Photographer: Munshi Ahmed/Bloomberg

Amazon Inc. is planning to take over some of Citigroup Inc.’s office space in Singapore at a time when a number of the e-commerce giant’s Chinese tech rivals expand in the city state.

The online retail giant will lease three floors covering about 90,000 square feet (8,360 square meters) at Asia Square Tower 1 in the heart of the financial district, according to people with knowledge of the plans. Staff will move into the new offices early next year, the people said, asking not to be identified because the plans aren’t public.

Citigroup, currently the building’s largest tenant with nine floors, is trimming its office space to better use its real estate as its 10-year lease is due to expire soon, the people said.

Read more about ByteDance’s plans here

Amazon’s plans in Singapore come as some of China’s biggest tech corporations such as Tencent Holdings Ltd., Alibaba Group Holding Ltd. and ByteDance Ltd. make the island state their beachhead for the rest of Asia. Singapore is becoming a regional base for both Western and Chinese companies because of its developed financial and legal system. It’s becoming more attractive to some as Beijing tightens its grip on Hong Kong.

Job Openings

Amazon currently has about 200 job openings in Singapore for roles covering data analytics, sales and advertising, business development, marketing and public relations, according to its career site.

A representative for Amazon declined to comment. A spokesman for Citigroup confirmed the bank is giving up the space, but declined to say which tenant is taking over.
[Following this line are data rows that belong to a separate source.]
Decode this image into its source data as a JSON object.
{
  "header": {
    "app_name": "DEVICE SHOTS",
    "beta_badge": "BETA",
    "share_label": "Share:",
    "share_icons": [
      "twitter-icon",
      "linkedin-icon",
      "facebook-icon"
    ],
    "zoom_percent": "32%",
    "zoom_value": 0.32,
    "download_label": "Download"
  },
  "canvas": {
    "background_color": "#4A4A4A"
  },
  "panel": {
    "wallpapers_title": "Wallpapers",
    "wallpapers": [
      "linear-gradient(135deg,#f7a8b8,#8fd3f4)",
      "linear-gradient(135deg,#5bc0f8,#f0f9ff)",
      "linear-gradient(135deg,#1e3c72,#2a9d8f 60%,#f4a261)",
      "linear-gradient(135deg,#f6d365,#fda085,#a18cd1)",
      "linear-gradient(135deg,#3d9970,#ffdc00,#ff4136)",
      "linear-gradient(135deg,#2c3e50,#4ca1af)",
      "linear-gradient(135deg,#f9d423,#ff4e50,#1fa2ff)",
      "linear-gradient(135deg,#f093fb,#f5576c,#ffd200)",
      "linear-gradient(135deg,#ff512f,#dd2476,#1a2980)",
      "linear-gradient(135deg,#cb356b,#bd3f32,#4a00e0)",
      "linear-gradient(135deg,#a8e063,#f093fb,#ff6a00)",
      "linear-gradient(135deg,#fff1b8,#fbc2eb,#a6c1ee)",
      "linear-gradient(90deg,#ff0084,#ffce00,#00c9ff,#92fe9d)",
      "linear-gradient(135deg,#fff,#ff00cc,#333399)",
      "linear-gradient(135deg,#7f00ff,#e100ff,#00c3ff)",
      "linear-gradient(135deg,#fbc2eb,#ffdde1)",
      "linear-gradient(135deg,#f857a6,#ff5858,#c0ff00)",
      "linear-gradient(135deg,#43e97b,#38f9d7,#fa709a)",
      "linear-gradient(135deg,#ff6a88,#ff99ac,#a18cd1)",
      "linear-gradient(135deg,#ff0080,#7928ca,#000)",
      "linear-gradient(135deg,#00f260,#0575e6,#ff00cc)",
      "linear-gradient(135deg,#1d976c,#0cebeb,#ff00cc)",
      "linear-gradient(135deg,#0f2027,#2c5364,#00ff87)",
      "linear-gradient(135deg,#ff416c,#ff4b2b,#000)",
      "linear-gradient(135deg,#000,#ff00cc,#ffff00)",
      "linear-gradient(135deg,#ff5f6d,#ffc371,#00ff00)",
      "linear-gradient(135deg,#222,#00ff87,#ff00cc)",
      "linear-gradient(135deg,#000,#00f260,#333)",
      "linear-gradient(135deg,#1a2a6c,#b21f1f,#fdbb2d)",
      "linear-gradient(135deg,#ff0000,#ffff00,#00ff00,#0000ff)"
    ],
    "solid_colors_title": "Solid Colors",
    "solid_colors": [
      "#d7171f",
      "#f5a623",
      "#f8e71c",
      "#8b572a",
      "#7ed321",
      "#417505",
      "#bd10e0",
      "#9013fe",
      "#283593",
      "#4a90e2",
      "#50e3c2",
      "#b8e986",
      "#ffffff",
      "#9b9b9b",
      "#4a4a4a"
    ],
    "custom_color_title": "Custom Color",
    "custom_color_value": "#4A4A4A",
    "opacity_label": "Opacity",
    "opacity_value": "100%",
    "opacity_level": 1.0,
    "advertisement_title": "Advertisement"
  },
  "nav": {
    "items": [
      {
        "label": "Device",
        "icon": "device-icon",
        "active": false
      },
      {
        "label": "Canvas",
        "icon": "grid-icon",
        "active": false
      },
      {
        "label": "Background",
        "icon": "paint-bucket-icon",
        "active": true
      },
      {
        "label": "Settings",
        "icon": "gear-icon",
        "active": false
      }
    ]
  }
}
Some consumer banking staff and employees in other functions will relocate to Changi Business Park where the bank has bigger premises and